AN HONORED REPUBLICAN IRISH HERITAGE
IRISH REPUBLICANS AND THE END OF SLAVERY
Famine and war forged a lasting link between the Irish people and the Republican Party. While the Irish emigration began with the discovery of the Americas, the Great Famine from 1845-1849 forced the greatest Irish emigration in Ireland’s history. Starvation caused hundreds of thousands of poor Irishmen to escape their homeland. But they were poor and penniless, so they settled in the cities where they disembarked from their ships.
Among those immigrants was Michael O’Regan, the great-great grandfather of Ronald Reagan. The O’Regans, as they were called in Ireland, were prominent citizens in Ballyporeen, County Tipperary. President Reagan’s heritage was confirmed when Michael O’Reagan’s name was found among 160,000 Irishmen who in 1841 had signed a “thank you” scroll for the departing Chief Secretary to Ireland, Lord Morpeth. In 1851 Michael O’Reagan fled to London but the struggle was almost as hard as Ireland as the multitude of other refugees from the famine filled the city. In 1857 he looked across the ocean and saw a land of opportunity. He booked passage on a ship to Canada, but it was the open opportunities in the United States where he saw his future.
When the Irish landed in New England they felt at home. The United Kingdom had outlawed slavery 20 years before the Irish Famine, so it was natural for these people to align with the anti-slavery factions in the Whig Party of the new country. The Irish became serious about the slavery issue such that by 1858, when the Republicans replaced the Whig Party in New England, the Irish were all Republican.
The Irish became the factory workers in New England, especially in Massachusetts because of the major port of Boston. With the start of the Civil War they were the dominant laborers in the Springfield Armory, in Springfield, Massachusetts, manufacturing armaments for the Union Army. The Irish workers fulfilled a significant role in the defeat of Southern Democrats and to the end of slavery in the United States.
President Reagan knew his Irish ancestry, but in 1980, with the discovery of his great-great grandfather’s signature on the Morpeth Scroll, he discovered just how significant that ancestry was. In 1984, after years of longing, the President finally found that he could incorporate a trip to Ireland in his European visit.

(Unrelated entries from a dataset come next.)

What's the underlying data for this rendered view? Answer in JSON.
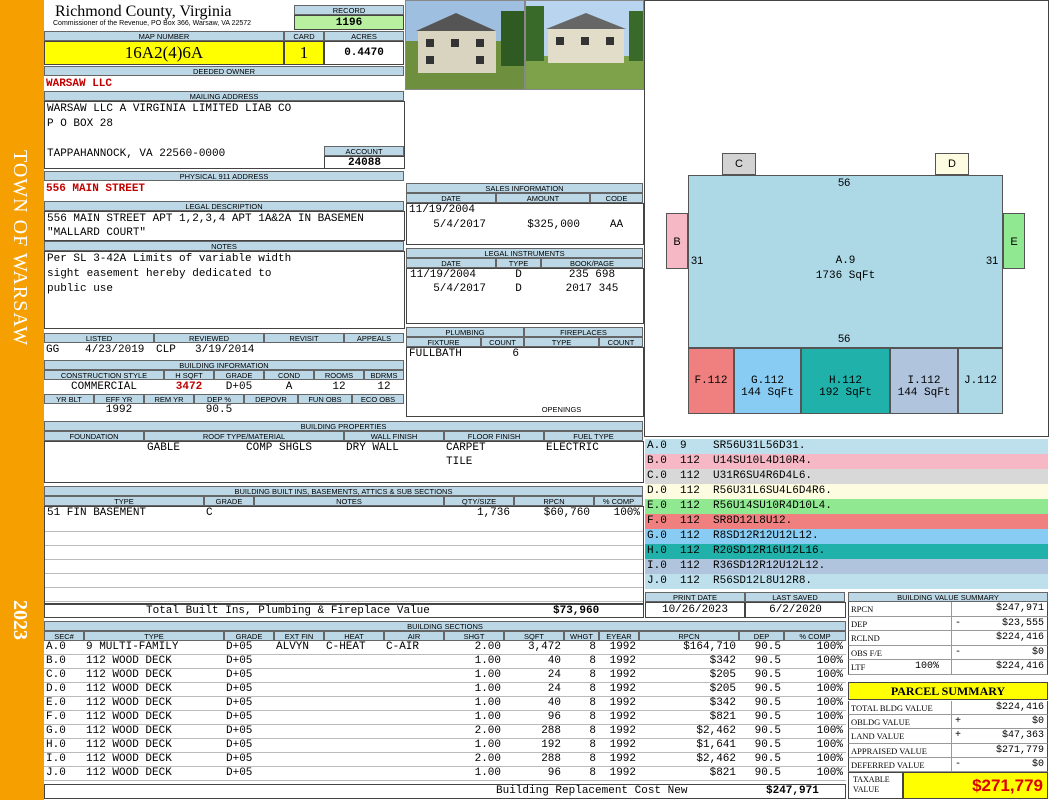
{
  "header": {
    "county": "Richmond County, Virginia",
    "commissioner": "Commissioner of the Revenue, PO Box 366, Warsaw, VA 22572"
  },
  "record": {
    "label": "RECORD",
    "value": "1196"
  },
  "map": {
    "label": "MAP NUMBER",
    "value": "16A2(4)6A",
    "card_label": "CARD",
    "card": "1",
    "acres_label": "ACRES",
    "acres": "0.4470"
  },
  "owner": {
    "label": "DEEDED OWNER",
    "value": "WARSAW LLC"
  },
  "mailing": {
    "label": "MAILING ADDRESS",
    "line1": "WARSAW LLC A VIRGINIA LIMITED LIAB CO",
    "line2": "P O BOX 28",
    "line3": "TAPPAHANNOCK, VA 22560-0000"
  },
  "account": {
    "label": "ACCOUNT",
    "value": "24088"
  },
  "physical": {
    "label": "PHYSICAL 911 ADDRESS",
    "value": "556 MAIN STREET"
  },
  "legal": {
    "label": "LEGAL DESCRIPTION",
    "line1": "556 MAIN STREET APT 1,2,3,4 APT 1A&2A IN BASEMEN",
    "line2": "\"MALLARD COURT\""
  },
  "notes": {
    "label": "NOTES",
    "line1": "Per SL 3-42A Limits of variable width",
    "line2": "sight easement hereby dedicated to",
    "line3": "public use"
  },
  "sidebar": {
    "town": "TOWN OF WARSAW",
    "year": "2023"
  },
  "sales": {
    "label": "SALES INFORMATION",
    "cols": [
      "DATE",
      "AMOUNT",
      "CODE"
    ],
    "rows": [
      [
        "11/19/2004",
        "",
        ""
      ],
      [
        "5/4/2017",
        "$325,000",
        "AA"
      ]
    ]
  },
  "instruments": {
    "label": "LEGAL INSTRUMENTS",
    "cols": [
      "DATE",
      "TYPE",
      "BOOK/PAGE"
    ],
    "rows": [
      [
        "11/19/2004",
        "D",
        "235 698"
      ],
      [
        "5/4/2017",
        "D",
        "2017 345"
      ]
    ]
  },
  "plumbing": {
    "label": "PLUMBING",
    "cols": [
      "FIXTURE",
      "COUNT"
    ],
    "rows": [
      [
        "FULLBATH",
        "6"
      ]
    ]
  },
  "fireplaces": {
    "label": "FIREPLACES",
    "cols": [
      "TYPE",
      "COUNT"
    ],
    "openings": "OPENINGS"
  },
  "listing": {
    "cols": [
      "LISTED",
      "REVIEWED",
      "REVISIT",
      "APPEALS"
    ],
    "listed_by": "GG",
    "listed": "4/23/2019",
    "reviewed_by": "CLP",
    "reviewed": "3/19/2014"
  },
  "building_info": {
    "label": "BUILDING INFORMATION",
    "cols": [
      "CONSTRUCTION STYLE",
      "H SQFT",
      "GRADE",
      "COND",
      "ROOMS",
      "BDRMS"
    ],
    "values": [
      "COMMERCIAL",
      "3472",
      "D+05",
      "A",
      "12",
      "12"
    ],
    "cols2": [
      "YR BLT",
      "EFF YR",
      "REM YR",
      "DEP %",
      "DEPOVR",
      "FUN OBS",
      "ECO OBS"
    ],
    "values2": [
      "",
      "1992",
      "",
      "90.5",
      "",
      "",
      ""
    ]
  },
  "properties": {
    "label": "BUILDING PROPERTIES",
    "cols": [
      "FOUNDATION",
      "ROOF TYPE/MATERIAL",
      "WALL FINISH",
      "FLOOR FINISH",
      "FUEL TYPE"
    ],
    "roof_type": "GABLE",
    "roof_material": "COMP SHGLS",
    "wall": "DRY WALL",
    "floor1": "CARPET",
    "floor2": "TILE",
    "fuel": "ELECTRIC"
  },
  "builtins": {
    "label": "BUILDING BUILT INS, BASEMENTS, ATTICS & SUB SECTIONS",
    "cols": [
      "TYPE",
      "GRADE",
      "NOTES",
      "QTY/SIZE",
      "RPCN",
      "% COMP"
    ],
    "row": [
      "51 FIN BASEMENT",
      "C",
      "",
      "1,736",
      "$60,760",
      "100%"
    ],
    "total_label": "Total Built Ins, Plumbing & Fireplace Value",
    "total": "$73,960"
  },
  "dates": {
    "print_label": "PRINT DATE",
    "print": "10/26/2023",
    "saved_label": "LAST SAVED",
    "saved": "6/2/2020"
  },
  "sections": {
    "label": "BUILDING SECTIONS",
    "cols": [
      "SEC#",
      "TYPE",
      "GRADE",
      "EXT FIN",
      "HEAT",
      "AIR",
      "SHGT",
      "SQFT",
      "WHGT",
      "EYEAR",
      "RPCN",
      "DEP",
      "% COMP"
    ],
    "rows": [
      [
        "A.0",
        "9 MULTI-FAMILY",
        "D+05",
        "ALVYN",
        "C-HEAT",
        "C-AIR",
        "2.00",
        "3,472",
        "8",
        "1992",
        "$164,710",
        "90.5",
        "100%"
      ],
      [
        "B.0",
        "112 WOOD DECK",
        "D+05",
        "",
        "",
        "",
        "1.00",
        "40",
        "8",
        "1992",
        "$342",
        "90.5",
        "100%"
      ],
      [
        "C.0",
        "112 WOOD DECK",
        "D+05",
        "",
        "",
        "",
        "1.00",
        "24",
        "8",
        "1992",
        "$205",
        "90.5",
        "100%"
      ],
      [
        "D.0",
        "112 WOOD DECK",
        "D+05",
        "",
        "",
        "",
        "1.00",
        "24",
        "8",
        "1992",
        "$205",
        "90.5",
        "100%"
      ],
      [
        "E.0",
        "112 WOOD DECK",
        "D+05",
        "",
        "",
        "",
        "1.00",
        "40",
        "8",
        "1992",
        "$342",
        "90.5",
        "100%"
      ],
      [
        "F.0",
        "112 WOOD DECK",
        "D+05",
        "",
        "",
        "",
        "1.00",
        "96",
        "8",
        "1992",
        "$821",
        "90.5",
        "100%"
      ],
      [
        "G.0",
        "112 WOOD DECK",
        "D+05",
        "",
        "",
        "",
        "2.00",
        "288",
        "8",
        "1992",
        "$2,462",
        "90.5",
        "100%"
      ],
      [
        "H.0",
        "112 WOOD DECK",
        "D+05",
        "",
        "",
        "",
        "1.00",
        "192",
        "8",
        "1992",
        "$1,641",
        "90.5",
        "100%"
      ],
      [
        "I.0",
        "112 WOOD DECK",
        "D+05",
        "",
        "",
        "",
        "2.00",
        "288",
        "8",
        "1992",
        "$2,462",
        "90.5",
        "100%"
      ],
      [
        "J.0",
        "112 WOOD DECK",
        "D+05",
        "",
        "",
        "",
        "1.00",
        "96",
        "8",
        "1992",
        "$821",
        "90.5",
        "100%"
      ]
    ],
    "total_label": "Building Replacement Cost New",
    "total": "$247,971"
  },
  "sketch": {
    "A_label": "A.9",
    "A_area": "1736 SqFt",
    "top": "56",
    "bottom": "56",
    "left": "31",
    "right": "31",
    "B": "B",
    "C": "C",
    "D": "D",
    "E": "E",
    "F": "F.112",
    "G": "G.112",
    "G_area": "144 SqFt",
    "H": "H.112",
    "H_area": "192 SqFt",
    "I": "I.112",
    "I_area": "144 SqFt",
    "J": "J.112"
  },
  "segments": [
    {
      "text": "A.0  9    SR56U31L56D31.",
      "color": "#bde0ec"
    },
    {
      "text": "B.0  112  U14SU10L4D10R4.",
      "color": "#f6b8c4"
    },
    {
      "text": "C.0  112  U31R6SU4R6D4L6.",
      "color": "#d8d8d8"
    },
    {
      "text": "D.0  112  R56U31L6SU4L6D4R6.",
      "color": "#fdfbe0"
    },
    {
      "text": "E.0  112  R56U14SU10R4D10L4.",
      "color": "#90e890"
    },
    {
      "text": "F.0  112  SR8D12L8U12.",
      "color": "#f08080"
    },
    {
      "text": "G.0  112  R8SD12R12U12L12.",
      "color": "#88ccf4"
    },
    {
      "text": "H.0  112  R20SD12R16U12L16.",
      "color": "#20b2aa"
    },
    {
      "text": "I.0  112  R36SD12R12U12L12.",
      "color": "#b0c4de"
    },
    {
      "text": "J.0  112  R56SD12L8U12R8.",
      "color": "#bde0ec"
    }
  ],
  "value_summary": {
    "label": "BUILDING VALUE SUMMARY",
    "rows": [
      {
        "k": "RPCN",
        "s": "",
        "v": "$247,971"
      },
      {
        "k": "DEP",
        "s": "-",
        "v": "$23,555"
      },
      {
        "k": "RCLND",
        "s": "",
        "v": "$224,416"
      },
      {
        "k": "OBS F/E",
        "s": "-",
        "v": "$0"
      },
      {
        "k": "LTF",
        "p": "100%",
        "s": "",
        "v": "$224,416"
      }
    ]
  },
  "parcel": {
    "title": "PARCEL SUMMARY",
    "rows": [
      {
        "k": "TOTAL BLDG VALUE",
        "s": "",
        "v": "$224,416"
      },
      {
        "k": "OBLDG VALUE",
        "s": "+",
        "v": "$0"
      },
      {
        "k": "LAND VALUE",
        "s": "+",
        "v": "$47,363"
      },
      {
        "k": "APPRAISED VALUE",
        "s": "",
        "v": "$271,779"
      },
      {
        "k": "DEFERRED VALUE",
        "s": "-",
        "v": "$0"
      }
    ],
    "taxable_label": "TAXABLE VALUE",
    "taxable": "$271,779"
  },
  "colors": {
    "sidebar": "#f5a000",
    "header": "#bcd8e6",
    "yellow": "#ffff00",
    "record_green": "#b8f0a0"
  }
}
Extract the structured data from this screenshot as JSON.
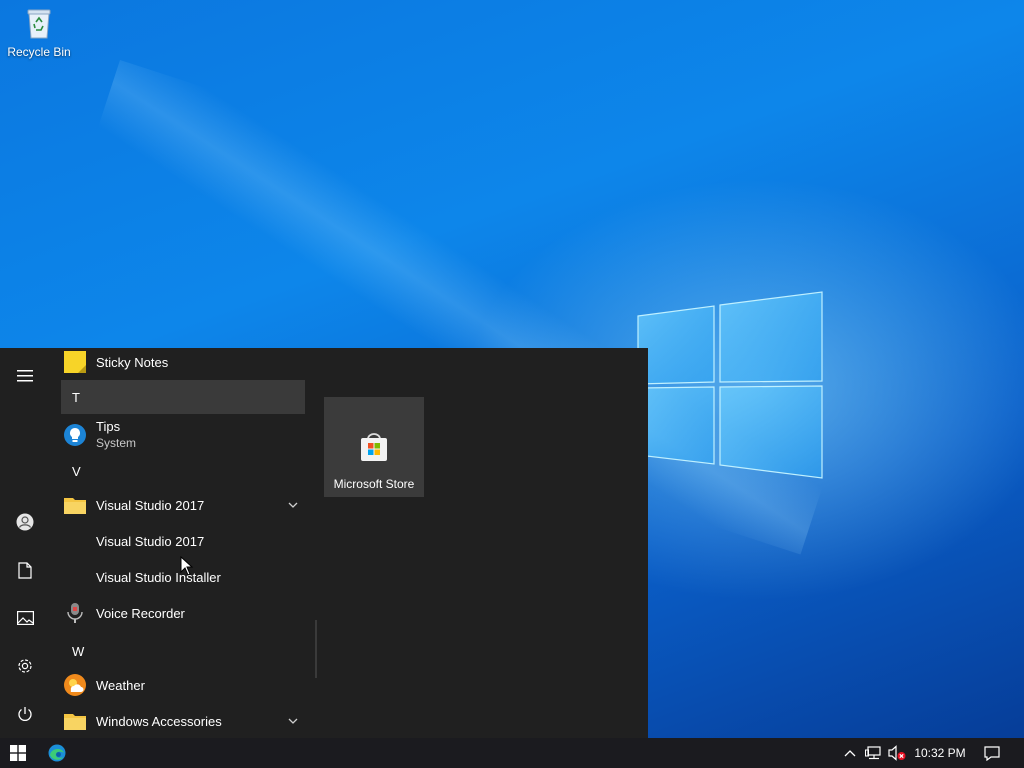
{
  "desktop": {
    "icons": [
      {
        "label": "Recycle Bin",
        "icon": "recycle-bin-icon"
      }
    ]
  },
  "start_menu": {
    "rail": {
      "menu": "hamburger-icon",
      "account": "user-icon",
      "documents": "document-icon",
      "pictures": "pictures-icon",
      "settings": "gear-icon",
      "power": "power-icon"
    },
    "apps": {
      "sticky_notes": "Sticky Notes",
      "letter_t": "T",
      "tips": "Tips",
      "tips_sub": "System",
      "letter_v": "V",
      "vs_folder": "Visual Studio 2017",
      "vs_app": "Visual Studio 2017",
      "vs_installer": "Visual Studio Installer",
      "voice_recorder": "Voice Recorder",
      "letter_w": "W",
      "weather": "Weather",
      "win_accessories": "Windows Accessories"
    },
    "tiles": [
      {
        "label": "Microsoft Store",
        "icon": "store-icon"
      }
    ]
  },
  "taskbar": {
    "start": "windows-icon",
    "pinned": [
      "edge-icon"
    ],
    "tray": {
      "overflow": "chevron-up-icon",
      "network": "network-icon",
      "volume": "volume-muted-icon"
    },
    "clock": "10:32 PM",
    "notifications": "notification-icon"
  },
  "colors": {
    "start_bg": "#202020",
    "taskbar_bg": "#1b1b1f",
    "tile_bg": "#3b3b3b",
    "selected_header": "#3a3a3a"
  }
}
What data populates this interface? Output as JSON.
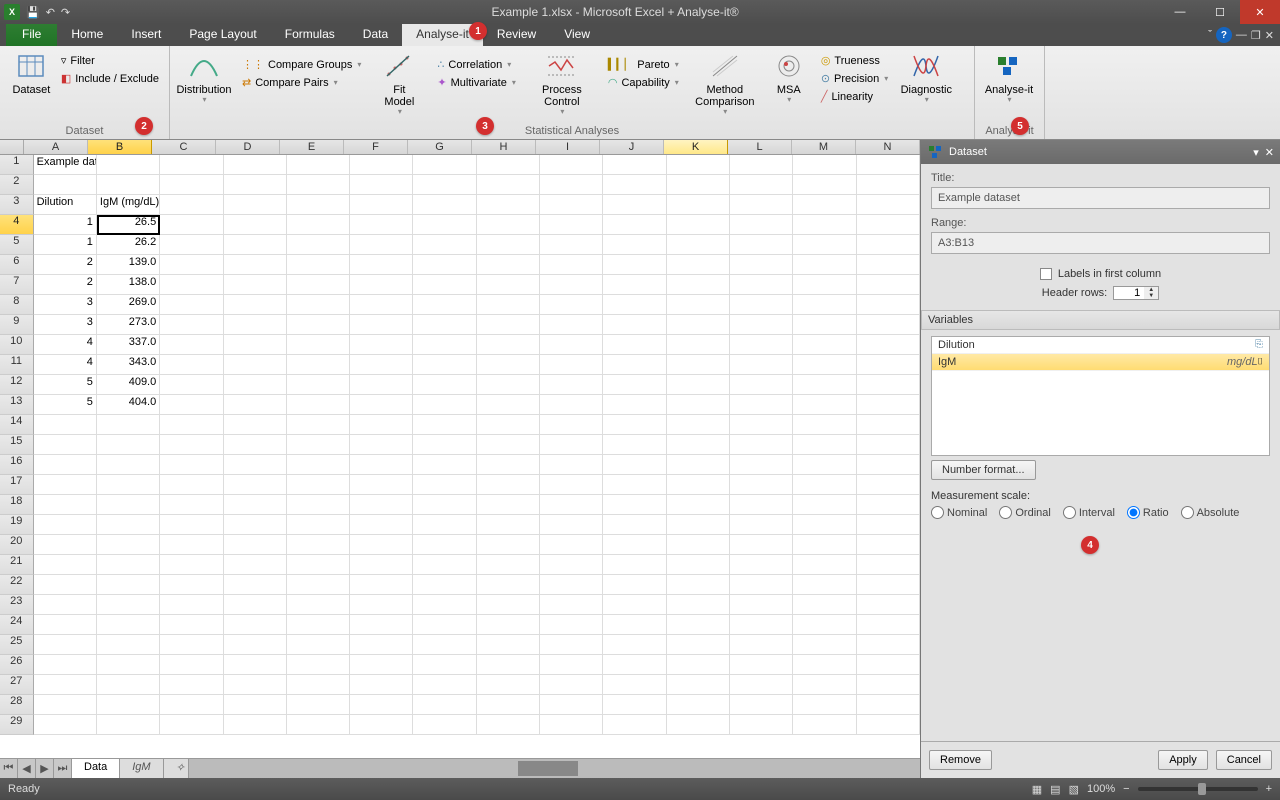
{
  "window_title": "Example 1.xlsx - Microsoft Excel + Analyse-it®",
  "file_tab": "File",
  "tabs": [
    "Home",
    "Insert",
    "Page Layout",
    "Formulas",
    "Data",
    "Analyse-it",
    "Review",
    "View"
  ],
  "active_tab": "Analyse-it",
  "ribbon": {
    "dataset_group": "Dataset",
    "dataset_btn": "Dataset",
    "filter": "Filter",
    "include_exclude": "Include / Exclude",
    "stats_group": "Statistical Analyses",
    "distribution": "Distribution",
    "compare_groups": "Compare Groups",
    "compare_pairs": "Compare Pairs",
    "fit_model": "Fit\nModel",
    "correlation": "Correlation",
    "multivariate": "Multivariate",
    "process_control": "Process Control",
    "pareto": "Pareto",
    "capability": "Capability",
    "method_comparison": "Method\nComparison",
    "msa": "MSA",
    "trueness": "Trueness",
    "precision": "Precision",
    "linearity": "Linearity",
    "diagnostic": "Diagnostic",
    "analyse_it_group": "Analyse-it",
    "analyse_it": "Analyse-it"
  },
  "columns": [
    "A",
    "B",
    "C",
    "D",
    "E",
    "F",
    "G",
    "H",
    "I",
    "J",
    "K",
    "L",
    "M",
    "N"
  ],
  "selected_col": "B",
  "highlight_col": "K",
  "selected_row": 4,
  "grid": {
    "r1": {
      "A": "Example dataset"
    },
    "r3": {
      "A": "Dilution",
      "B": "IgM (mg/dL)"
    },
    "r4": {
      "A": "1",
      "B": "26.5"
    },
    "r5": {
      "A": "1",
      "B": "26.2"
    },
    "r6": {
      "A": "2",
      "B": "139.0"
    },
    "r7": {
      "A": "2",
      "B": "138.0"
    },
    "r8": {
      "A": "3",
      "B": "269.0"
    },
    "r9": {
      "A": "3",
      "B": "273.0"
    },
    "r10": {
      "A": "4",
      "B": "337.0"
    },
    "r11": {
      "A": "4",
      "B": "343.0"
    },
    "r12": {
      "A": "5",
      "B": "409.0"
    },
    "r13": {
      "A": "5",
      "B": "404.0"
    }
  },
  "sheets": {
    "active": "Data",
    "other": "IgM"
  },
  "panel": {
    "title": "Dataset",
    "title_label": "Title:",
    "title_value": "Example dataset",
    "range_label": "Range:",
    "range_value": "A3:B13",
    "labels_first_col": "Labels in first column",
    "header_rows_label": "Header rows:",
    "header_rows_value": "1",
    "variables_label": "Variables",
    "vars": [
      {
        "name": "Dilution",
        "unit": ""
      },
      {
        "name": "IgM",
        "unit": "mg/dL",
        "selected": true
      }
    ],
    "number_format": "Number format...",
    "scale_label": "Measurement scale:",
    "scales": [
      "Nominal",
      "Ordinal",
      "Interval",
      "Ratio",
      "Absolute"
    ],
    "scale_selected": "Ratio",
    "remove": "Remove",
    "apply": "Apply",
    "cancel": "Cancel"
  },
  "status": {
    "ready": "Ready",
    "zoom": "100%"
  },
  "callouts": {
    "c1": "1",
    "c2": "2",
    "c3": "3",
    "c4": "4",
    "c5": "5"
  }
}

While always important to him, President Reagan’s Irish heritage became much more real in 1980 with the discovery of his great-great grandfather’s signature on the Morpeth Scroll. His family in Ireland were real to him. In 1984, after years of longing, the President finally found that he could incorporate a trip to Ireland in a European visit.
6/3/1984 President Reagan receiving a beer during a Visit to O’Farrell’s Pub in Ballyporeen IrelandO’Farrell’s Pub in Ballyporeen. John and Mary O’Farrell were fans of President Reagan and in the honor of his Irish roots, they named part of the their Pub “The Ronald Reagan.” President Reagan made a point of visiting the Pub while in Ireland.eam was planning the trip to the Emerald Isle they discovered a perfect old Irish pub in Ballyporeen.eam was planning the trip to the Emerald Isle they discovered a perfect old Irish pub in Ballyporeen.
As his advance team was planning the trip to the Emerald Isle they discovered a perfect old Irish pub in his home of Ballyporeen.
The owners of the pub, John and Mary O’Farrell, were huge fans of President Reagan; so much so that in his honor they had named part of the their pub “The Ronald Reagan.”
While in Ireland, President Reagan made visiting the Pub one of his top priorities. He wanted to meet with real Irishmen so that they could “raised a pint” together. As one of the men of the community, he shared with them Irish memories and fanciful stories, and no one thought of him as the most important man in the word.
President Reagan’s visit to the O’Farrells so impressed them that after he left they renamed the entire Pub after him.
In June 2004, Frederick J. Ryan, Chairman of the Board of Trustees of the Reagan Foundation, discovered that the historic Pub had been boarded up. The O’Farrells had closed the bar and intended to sell the fixtures, piece by piece. Ryan immediately purchased the entire Pub, fixtures and all, and shipped it to the Reagan Library in Southern California. They unloaded bars, and chairs, and artifacts from Guinness advertisements to beer taps.
Today, if you visit the Reagan Library, you can see a little piece of the Emerald Isle, “The Ronald Reagan” room.
So this Saint Patrick’s Day celebrate our Republican Irish heritage and lift a pint to the Gipper and all good Irishmen.